Your instructions: When the records are reproduced, each one must match exactly, and no picture may be kept.
::: Excerpted data :::
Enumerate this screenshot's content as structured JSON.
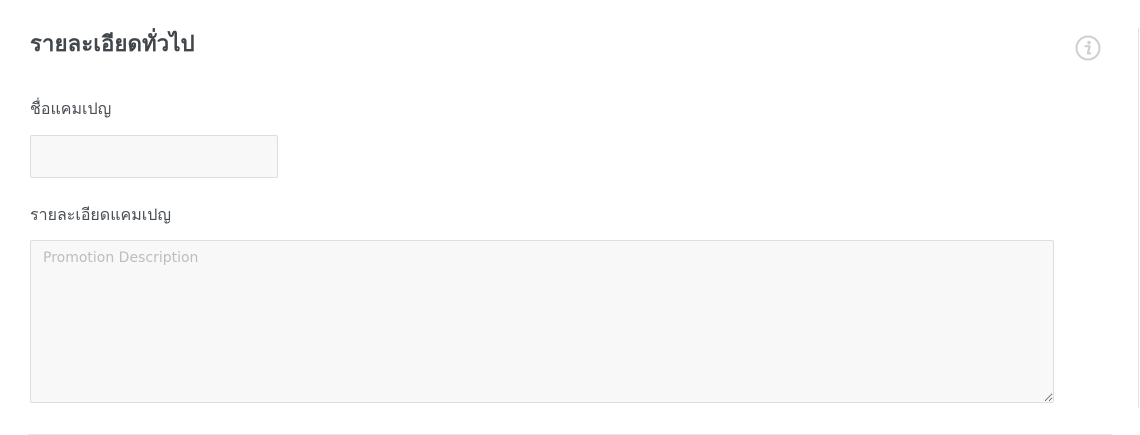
{
  "section": {
    "title": "รายละเอียดทั่วไป",
    "info_icon": "info-circle-icon"
  },
  "fields": {
    "campaign_name": {
      "label": "ชื่อแคมเปญ",
      "value": ""
    },
    "campaign_description": {
      "label": "รายละเอียดแคมเปญ",
      "value": "",
      "placeholder": "Promotion Description"
    }
  },
  "colors": {
    "title": "#41464b",
    "field_background": "#f8f8f8",
    "field_border": "#dedede",
    "icon": "#cfcfcf"
  }
}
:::
Written response:
Enumerate this screenshot's content as structured JSON.
{
  "section": {
    "title": "รายละเอียดทั่วไป",
    "info_icon": "info-circle-icon"
  },
  "fields": {
    "campaign_name": {
      "label": "ชื่อแคมเปญ",
      "value": ""
    },
    "campaign_description": {
      "label": "รายละเอียดแคมเปญ",
      "value": "",
      "placeholder": "Promotion Description"
    }
  },
  "colors": {
    "title": "#41464b",
    "field_background": "#f8f8f8",
    "field_border": "#dedede",
    "icon": "#cfcfcf"
  }
}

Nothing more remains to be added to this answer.